65.5% of South Africa’s youth are currently unemployed, a figure that has increased since the start of the Covid-19 pandemic.
That’s why finance minister Enoch Godongwana announced that Employee Tax Incentive will increase to R1500 per month for the first year, and R750 per month for the second year, in his recent delivery of South Africa’s budget for 2022.
This is great news both for young work seekers and employers. The bad news, however, is that due to abuse of the scheme two new provisions have been added to curb future abuse. If you’re already familiar with how to claim ETI – skip to the bottom of the article to see the amendments to the ETI Act.
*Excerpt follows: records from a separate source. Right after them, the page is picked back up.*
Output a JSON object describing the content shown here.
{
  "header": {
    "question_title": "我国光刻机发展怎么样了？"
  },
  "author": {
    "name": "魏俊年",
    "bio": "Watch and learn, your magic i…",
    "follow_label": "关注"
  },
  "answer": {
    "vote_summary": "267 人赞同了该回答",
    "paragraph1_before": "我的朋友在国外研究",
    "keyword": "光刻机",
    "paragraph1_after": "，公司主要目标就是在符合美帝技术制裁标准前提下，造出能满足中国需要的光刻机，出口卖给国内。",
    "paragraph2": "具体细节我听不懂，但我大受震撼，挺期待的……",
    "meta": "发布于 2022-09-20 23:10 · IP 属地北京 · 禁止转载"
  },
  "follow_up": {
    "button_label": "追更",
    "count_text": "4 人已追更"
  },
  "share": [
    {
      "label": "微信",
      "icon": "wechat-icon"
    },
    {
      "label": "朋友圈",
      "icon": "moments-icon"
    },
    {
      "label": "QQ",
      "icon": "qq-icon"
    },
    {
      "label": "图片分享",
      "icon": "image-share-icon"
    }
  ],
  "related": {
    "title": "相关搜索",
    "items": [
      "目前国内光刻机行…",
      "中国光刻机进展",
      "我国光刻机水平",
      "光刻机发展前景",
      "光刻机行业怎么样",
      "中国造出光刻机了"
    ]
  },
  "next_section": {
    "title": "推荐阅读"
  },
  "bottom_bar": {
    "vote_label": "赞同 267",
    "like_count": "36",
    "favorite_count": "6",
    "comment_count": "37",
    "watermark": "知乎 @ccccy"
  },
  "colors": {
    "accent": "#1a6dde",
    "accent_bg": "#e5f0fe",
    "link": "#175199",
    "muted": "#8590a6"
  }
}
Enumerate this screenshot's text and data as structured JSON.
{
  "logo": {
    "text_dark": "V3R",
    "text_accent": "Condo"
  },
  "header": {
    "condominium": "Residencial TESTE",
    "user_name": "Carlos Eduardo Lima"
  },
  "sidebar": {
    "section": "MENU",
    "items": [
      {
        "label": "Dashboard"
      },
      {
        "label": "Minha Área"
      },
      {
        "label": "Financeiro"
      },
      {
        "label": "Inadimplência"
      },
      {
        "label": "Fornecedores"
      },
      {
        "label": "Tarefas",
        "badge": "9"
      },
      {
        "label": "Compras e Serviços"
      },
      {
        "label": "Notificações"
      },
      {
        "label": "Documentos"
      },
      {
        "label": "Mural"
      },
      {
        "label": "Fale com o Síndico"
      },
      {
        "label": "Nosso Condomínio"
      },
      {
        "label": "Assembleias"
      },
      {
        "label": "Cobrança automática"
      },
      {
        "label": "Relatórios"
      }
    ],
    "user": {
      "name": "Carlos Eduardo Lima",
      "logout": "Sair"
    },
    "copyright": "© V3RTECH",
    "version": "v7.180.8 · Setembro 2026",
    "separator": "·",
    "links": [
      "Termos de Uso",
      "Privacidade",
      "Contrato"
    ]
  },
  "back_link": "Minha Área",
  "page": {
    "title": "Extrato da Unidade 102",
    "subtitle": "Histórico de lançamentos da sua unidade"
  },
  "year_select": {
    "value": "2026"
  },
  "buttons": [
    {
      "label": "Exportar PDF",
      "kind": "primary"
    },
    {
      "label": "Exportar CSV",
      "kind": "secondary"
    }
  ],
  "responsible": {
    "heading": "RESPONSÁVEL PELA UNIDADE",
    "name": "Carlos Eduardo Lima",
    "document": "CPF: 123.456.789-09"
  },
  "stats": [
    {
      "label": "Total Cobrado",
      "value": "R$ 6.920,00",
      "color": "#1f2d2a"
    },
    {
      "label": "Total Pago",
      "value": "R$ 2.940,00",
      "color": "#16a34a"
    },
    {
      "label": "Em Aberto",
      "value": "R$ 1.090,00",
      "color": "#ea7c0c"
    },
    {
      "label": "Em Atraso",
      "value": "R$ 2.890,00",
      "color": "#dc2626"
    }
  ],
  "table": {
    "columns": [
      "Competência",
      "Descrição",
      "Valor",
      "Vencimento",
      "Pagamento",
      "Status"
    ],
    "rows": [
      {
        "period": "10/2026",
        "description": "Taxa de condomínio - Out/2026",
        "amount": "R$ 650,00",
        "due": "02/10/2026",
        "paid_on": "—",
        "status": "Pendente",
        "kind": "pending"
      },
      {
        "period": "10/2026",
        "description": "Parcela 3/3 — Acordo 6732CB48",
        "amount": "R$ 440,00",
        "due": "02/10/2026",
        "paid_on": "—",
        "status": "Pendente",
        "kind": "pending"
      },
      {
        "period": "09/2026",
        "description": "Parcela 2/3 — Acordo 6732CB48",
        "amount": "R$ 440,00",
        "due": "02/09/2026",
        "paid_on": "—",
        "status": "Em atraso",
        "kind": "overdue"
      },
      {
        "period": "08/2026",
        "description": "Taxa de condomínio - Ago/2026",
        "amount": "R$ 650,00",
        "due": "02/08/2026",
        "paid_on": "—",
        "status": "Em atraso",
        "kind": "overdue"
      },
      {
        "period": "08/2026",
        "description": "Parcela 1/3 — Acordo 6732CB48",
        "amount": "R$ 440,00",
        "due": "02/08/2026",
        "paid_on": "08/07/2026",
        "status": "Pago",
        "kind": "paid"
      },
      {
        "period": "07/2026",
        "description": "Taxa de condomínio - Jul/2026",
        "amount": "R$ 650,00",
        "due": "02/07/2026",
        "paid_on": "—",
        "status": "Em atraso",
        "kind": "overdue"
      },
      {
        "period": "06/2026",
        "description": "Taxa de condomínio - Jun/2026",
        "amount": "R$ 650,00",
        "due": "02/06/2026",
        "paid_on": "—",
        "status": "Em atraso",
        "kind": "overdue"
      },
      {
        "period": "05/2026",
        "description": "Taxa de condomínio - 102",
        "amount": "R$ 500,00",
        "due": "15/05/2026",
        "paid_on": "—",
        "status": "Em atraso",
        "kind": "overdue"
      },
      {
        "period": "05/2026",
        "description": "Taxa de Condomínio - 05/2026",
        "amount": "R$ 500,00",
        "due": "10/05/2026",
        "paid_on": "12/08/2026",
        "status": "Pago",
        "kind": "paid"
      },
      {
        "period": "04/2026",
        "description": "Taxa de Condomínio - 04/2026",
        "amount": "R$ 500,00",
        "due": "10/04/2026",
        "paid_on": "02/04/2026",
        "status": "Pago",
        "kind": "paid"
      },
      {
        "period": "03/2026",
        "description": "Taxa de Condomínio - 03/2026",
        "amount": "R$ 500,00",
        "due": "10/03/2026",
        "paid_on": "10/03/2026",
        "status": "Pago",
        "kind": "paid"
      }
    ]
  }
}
What is the Employee Tax Incentive (ETI)?
The Employee Tax Incentive can be claimed for a period of up to 24 months for each employee between the ages of 18 and 29. It’s actually a reduction in Employee’s Tax as SARS refunds the employer from the amount of ‘Pay As You Earn’ the employer paid for young employees without affecting their wages or salary. The employer must claim this benefit from SARS monthly.
President Cyril Ramaphosa said in his State of the Nation Address that the incentive, which was implemented in 2014 to encourage companies to hire young people, has been very helpful to remove barriers to entry into the workplace. Unfortunately, it is not available to domestic workers and only available to South Africans, asylum seekers or refugees.
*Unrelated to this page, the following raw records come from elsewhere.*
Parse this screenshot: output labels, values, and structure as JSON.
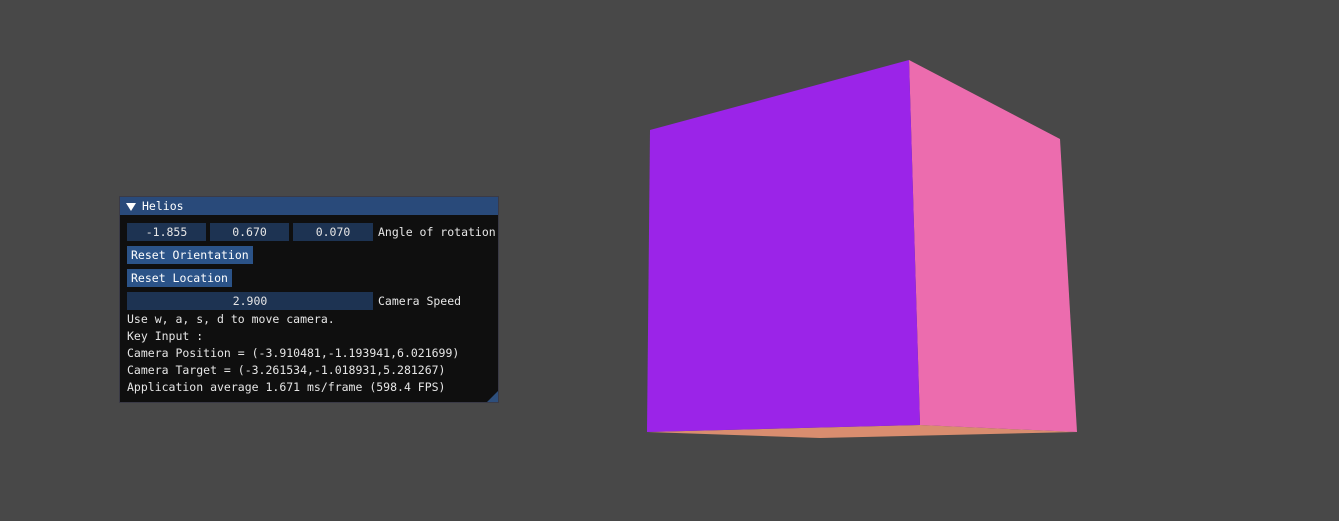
{
  "scene": {
    "background_color": "#484848",
    "cube": {
      "front_face_color": "#9b24e8",
      "side_face_color": "#ec6cae",
      "bottom_face_color": "#d98d6f"
    }
  },
  "window": {
    "title": "Helios",
    "collapse_icon": "triangle-down-icon",
    "rotation": {
      "x": "-1.855",
      "y": "0.670",
      "z": "0.070",
      "label": "Angle of rotation"
    },
    "reset_orientation_label": "Reset Orientation",
    "reset_location_label": "Reset Location",
    "camera_speed": {
      "value": "2.900",
      "label": "Camera Speed"
    },
    "help_text": "Use w, a, s, d to move camera.",
    "key_input_text": "Key Input :",
    "camera_position_text": "Camera Position = (-3.910481,-1.193941,6.021699)",
    "camera_target_text": "Camera Target = (-3.261534,-1.018931,5.281267)",
    "fps_text": "Application average 1.671 ms/frame (598.4 FPS)"
  }
}
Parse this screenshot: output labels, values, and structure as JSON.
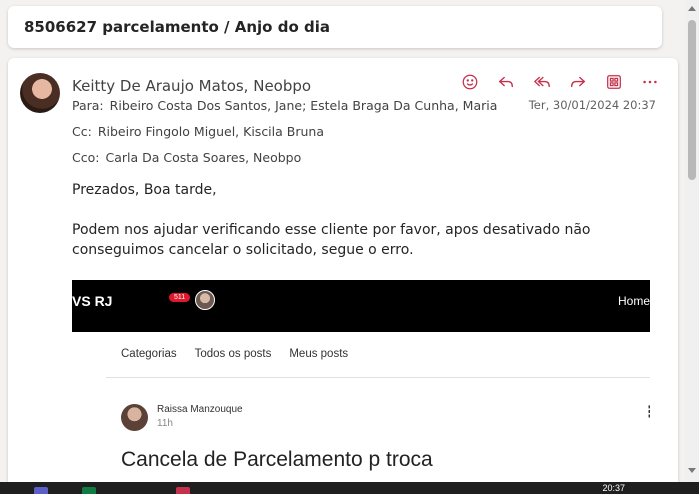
{
  "subject": "8506627 parcelamento / Anjo do dia",
  "email": {
    "sender": "Keitty De Araujo Matos, Neobpo",
    "to_label": "Para:",
    "to": "Ribeiro Costa Dos Santos, Jane;  Estela Braga Da Cunha, Maria",
    "cc_label": "Cc:",
    "cc": "Ribeiro Fingolo Miguel, Kiscila Bruna",
    "bcc_label": "Cco:",
    "bcc": "Carla Da Costa Soares, Neobpo",
    "date": "Ter, 30/01/2024 20:37",
    "greeting": "Prezados, Boa tarde,",
    "body": "Podem nos ajudar verificando esse cliente por favor, apos desativado não conseguimos cancelar o solicitado, segue o erro."
  },
  "actions": [
    {
      "name": "emoji-react-icon"
    },
    {
      "name": "reply-icon"
    },
    {
      "name": "reply-all-icon"
    },
    {
      "name": "forward-icon"
    },
    {
      "name": "apps-icon"
    },
    {
      "name": "more-icon"
    }
  ],
  "embedded_screenshot": {
    "brand": "VS RJ",
    "badge": "511",
    "nav_home": "Home",
    "tabs": [
      "Categorias",
      "Todos os posts",
      "Meus posts"
    ],
    "post_author": "Raissa Manzouque",
    "post_time": "11h",
    "post_title": "Cancela de Parcelamento p troca"
  },
  "taskbar": {
    "time": "20:37"
  },
  "colors": {
    "accent": "#c4314b",
    "embed_bar": "#000000",
    "badge": "#e0182d"
  }
}
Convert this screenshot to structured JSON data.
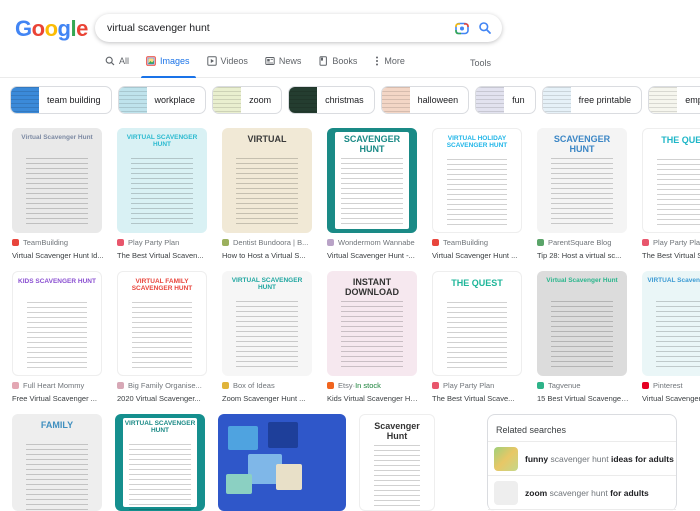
{
  "search": {
    "query": "virtual scavenger hunt",
    "lens_icon": "google-lens-icon",
    "search_icon": "magnifier-icon"
  },
  "logo": {
    "letters": [
      "G",
      "o",
      "o",
      "g",
      "l",
      "e"
    ],
    "colors": [
      "#4285f4",
      "#ea4335",
      "#fbbc05",
      "#4285f4",
      "#34a853",
      "#ea4335"
    ]
  },
  "tabs": [
    {
      "label": "All",
      "icon": "search-icon",
      "active": false
    },
    {
      "label": "Images",
      "icon": "image-icon",
      "active": true
    },
    {
      "label": "Videos",
      "icon": "play-icon",
      "active": false
    },
    {
      "label": "News",
      "icon": "newspaper-icon",
      "active": false
    },
    {
      "label": "Books",
      "icon": "book-icon",
      "active": false
    },
    {
      "label": "More",
      "icon": "more-vert-icon",
      "active": false
    }
  ],
  "tools_label": "Tools",
  "chips": [
    {
      "label": "team building",
      "color": "#3b8ad9"
    },
    {
      "label": "workplace",
      "color": "#bfe3ec"
    },
    {
      "label": "zoom",
      "color": "#e9efcf"
    },
    {
      "label": "christmas",
      "color": "#243d30"
    },
    {
      "label": "halloween",
      "color": "#f3d6c6"
    },
    {
      "label": "fun",
      "color": "#e2e2ef"
    },
    {
      "label": "free printable",
      "color": "#e6f1f8"
    },
    {
      "label": "employee",
      "color": "#f6f6ee"
    }
  ],
  "rows": [
    [
      {
        "source": "TeamBuilding",
        "title": "Virtual Scavenger Hunt Id...",
        "fav": "#e8453c",
        "bg": "#e9e9e9",
        "accent": "#7d8aa3",
        "heading": "Virtual Scavenger Hunt"
      },
      {
        "source": "Play Party Plan",
        "title": "The Best Virtual Scaven...",
        "fav": "#e8566c",
        "bg": "#d9f1f4",
        "accent": "#2bbad0",
        "heading": "VIRTUAL SCAVENGER HUNT"
      },
      {
        "source": "Dentist Bundoora | B...",
        "title": "How to Host a Virtual S...",
        "fav": "#9bb05d",
        "bg": "#f1e9d6",
        "accent": "#3a3a3a",
        "heading": "VIRTUAL"
      },
      {
        "source": "Wondermom Wannabe",
        "title": "Virtual Scavenger Hunt -...",
        "fav": "#b9a3c7",
        "bg": "#1a8a86",
        "accent": "#ffffff",
        "heading": "SCAVENGER HUNT"
      },
      {
        "source": "TeamBuilding",
        "title": "Virtual Scavenger Hunt ...",
        "fav": "#e8453c",
        "bg": "#ffffff",
        "accent": "#21b6e8",
        "heading": "VIRTUAL HOLIDAY SCAVENGER HUNT"
      },
      {
        "source": "ParentSquare Blog",
        "title": "Tip 28: Host a virtual sc...",
        "fav": "#5aa469",
        "bg": "#f4f4f4",
        "accent": "#3b86c5",
        "heading": "SCAVENGER HUNT"
      },
      {
        "source": "Play Party Plan",
        "title": "The Best Virtual Scaven...",
        "fav": "#e8566c",
        "bg": "#ffffff",
        "accent": "#1fb6c7",
        "heading": "THE QUEST"
      }
    ],
    [
      {
        "source": "Full Heart Mommy",
        "title": "Free Virtual Scavenger ...",
        "fav": "#e3a7b3",
        "bg": "#ffffff",
        "accent": "#8a4fd1",
        "heading": "KIDS SCAVENGER HUNT"
      },
      {
        "source": "Big Family Organise...",
        "title": "2020 Virtual Scavenger...",
        "fav": "#d7a8b6",
        "bg": "#ffffff",
        "accent": "#e8453c",
        "heading": "VIRTUAL FAMILY SCAVENGER HUNT"
      },
      {
        "source": "Box of Ideas",
        "title": "Zoom Scavenger Hunt ...",
        "fav": "#e0b43a",
        "bg": "#f6f6f6",
        "accent": "#1fa6a0",
        "heading": "VIRTUAL SCAVENGER HUNT"
      },
      {
        "source": "Etsy",
        "source_extra": "In stock",
        "title": "Kids Virtual Scavenger Hunt f...",
        "fav": "#f1641e",
        "bg": "#f6e8ef",
        "accent": "#333333",
        "heading": "INSTANT DOWNLOAD"
      },
      {
        "source": "Play Party Plan",
        "title": "The Best Virtual Scave...",
        "fav": "#e8566c",
        "bg": "#ffffff",
        "accent": "#1fb69a",
        "heading": "THE QUEST"
      },
      {
        "source": "Tagvenue",
        "title": "15 Best Virtual Scavenger H...",
        "fav": "#2eb389",
        "bg": "#dcdcdc",
        "accent": "#2bb68d",
        "heading": "Virtual Scavenger Hunt"
      },
      {
        "source": "Pinterest",
        "title": "Virtual Scavenger Hu...",
        "fav": "#e60023",
        "bg": "#eaf6f7",
        "accent": "#3c9bd4",
        "heading": "VIRTUAL Scavenger Hunt"
      }
    ],
    [
      {
        "bg": "#eeeeee",
        "accent": "#3f8fbf",
        "heading": "FAMILY"
      },
      {
        "bg": "#158f8e",
        "accent": "#ffffff",
        "heading": "VIRTUAL SCAVENGER HUNT"
      },
      {
        "bg": "#2f57c9",
        "accent": "#63c7bd",
        "heading": ""
      },
      {
        "bg": "#ffffff",
        "accent": "#333333",
        "heading": "Scavenger Hunt"
      }
    ]
  ],
  "related": {
    "heading": "Related searches",
    "items": [
      {
        "parts": [
          [
            "funny",
            true
          ],
          [
            " scavenger hunt ",
            false
          ],
          [
            "ideas for adults",
            true
          ]
        ],
        "thumb": "#b7cf84"
      },
      {
        "parts": [
          [
            "zoom",
            true
          ],
          [
            " scavenger hunt ",
            false
          ],
          [
            "for adults",
            true
          ]
        ],
        "thumb": "#eeeeee"
      }
    ]
  }
}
SAIBA’s Work Readiness Program
SAIBA is committed to removing obstacles graduates experience when entering the professional accounting world to reduce youth unemployment. The U²Pro Program equips students with a methodology that they can apply in any work environment, as well as the self-confidence and inter-personal skills needed to know how to ask for help. The U²Pro Program has been successfully executed the last few years to replace the requirement of SAIBA’s BA(SA) and BAP(SA) structured work experience record (“Logbook”) for entry into the designation and to equip participants with the required workplace readiness skills. For more information, click here.
If you would like to hire young people and benefit from ETI, follow these steps…
- Ensure that both you and your young employee qualify.
a. As the employer, you must already be contributing Employee’s Tax, and you can’t be a government, public, or municipal entity.
b. The employee must be between 18 and 29 years old or work inside a special economic zone (SEZ) for an employer that is operating inside the SEZ. According to new amendments to the ETI Act employees who are still studying do not qualify (see Changes to the ETI Act below).
- Calculate your claims.
SARS provides the following table for calculating an Employee’s ETI from 1 March 2022, but the incentive can be claimed for employment dating back to 1 January 2014. To calculate this, see SARS guidelines.
- You must complete an Employer Declaration (EMP201) with SARS on a monthly basis.
- Check if your reconciliation balances.
SARS recommends adding the value of code 4118 of all IRP5/IT3(a) certificates that you are submitting and comparing the summed value to the sum of ETI calculated Total (the first 6 months) and ETI calculated Total (the second 6 months) on the EMP501 form. If the values are on the EMP501 recon is more than the value from the certificates, the reconciliation will fail ETI balancing.
Changes to the ETI Act
SARS penalises those who claim ETI improperly, but it has changed the definitions of “employee”, “monthly remuneration” and “qualifying employee” to curb abuse of it.
- An “employee” is now defined as assisting directly or indirectly in carrying on or conducting the business of the person they work for, receiving remuneration from that person, and will have to be documented in the records of that employer as envisaged by section 31 of the Basic Conditions of Employment Act, 1997 (BCEA).
- “Monthly remuneration” has been amended to exclude payments like fringe benefits that are not paid in cash.
- “Qualifying employees” now excludes those young people who are still studying for their role while working, unless the employer has entered them into a learning programme.
For more in-depth information, consult SARS’s handy manual on Employment Tax Incentive available here.